It immediately transpired, though, that the degree of Russia’s inclusion in the world, in other words, dependence on external counterparties, is even greater than was generally believed and that an almost instant termination of ties entails avalanche-like changes. But the whole world is living through a similar experience. An attempt to exclude the world’s biggest country from international life affects all spheres of human activity, although Russia’s modest share in the world economy could hardly have been expected to cause such a tsunami. But there is more to it than the economy. By abolishing globalization for itself, Russia is making a crucial contribution to its abolition for all.
Moscow has made a very big bet. Russia can successfully get out of this predicament only if the current crisis really puts an end to the previous world order. In other words, this means that instead of pushing Russia out of the system, the system itself must cease to exist so that a new one could begin to form on entirely new conditions, different from those of the previous three decades. And yet, there is an echo of the previous turmoil. Despite internal problems, the Soviet Union remained one of the (two) structural pillars of world politics almost to the very end. The successor state lost that status and failed to regain it. In other words, rebuilding the potential and regaining the position of one of the leading world powers (both goals achieved) has not made Russia a systemic pillar of the international order. And so the only way to attain this status is to demolish the latter.
February 2022 also marked the beginning of another experiment, no less ambitious in scale and design. Russia is making efforts to reverse the course of political development and bring back the old political thinking (call it traditional) to itself and the whole world. Its principles are at odds with the declared principles of the new one: value pluralism (instead of universality), reliance on the balance of power (not interests), and finally, classical military conflict as a way to solve problems if other methods do not work. These postulates were in effect for most of human history. But over the past thirty-odd years, everybody came to believe in “everlasting peace” after the “end of history” so much that the reversal causes a deep shock.
The collapse per se began on February 24th. And there is no going back either for Russia or for anyone else. But it will take time for the world to grasp the consequences.

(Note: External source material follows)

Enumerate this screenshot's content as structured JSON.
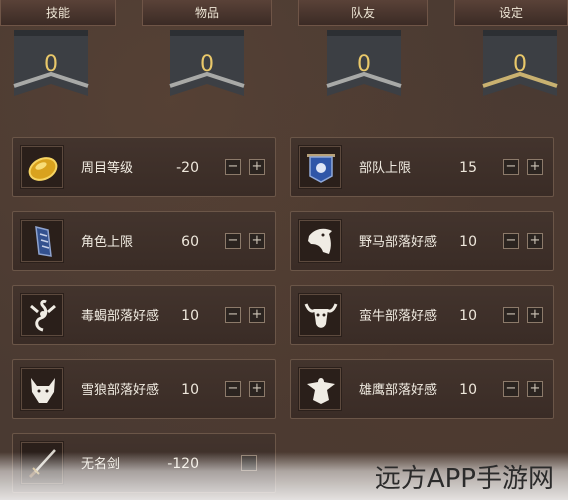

Once again, for the fourth time in slightly more than a hundred years, Russia selflessly takes on the role—and the burden—of the key global change agent. Are we not tired yet? “But we can say that in some way we are an exceptional nation. We are one of those nations that do not seem to form an integral part of humanity, but that exist only to teach the world some great lesson. The lesson we are called upon to give will certainly not be lost; but who knows when we will find ourselves belonging in humanity, and how much misfortune we will experience before our predestination is fulfilled?” (Pyotr Chaadaev. Philosophical Letter. Telescope Journal, 1836).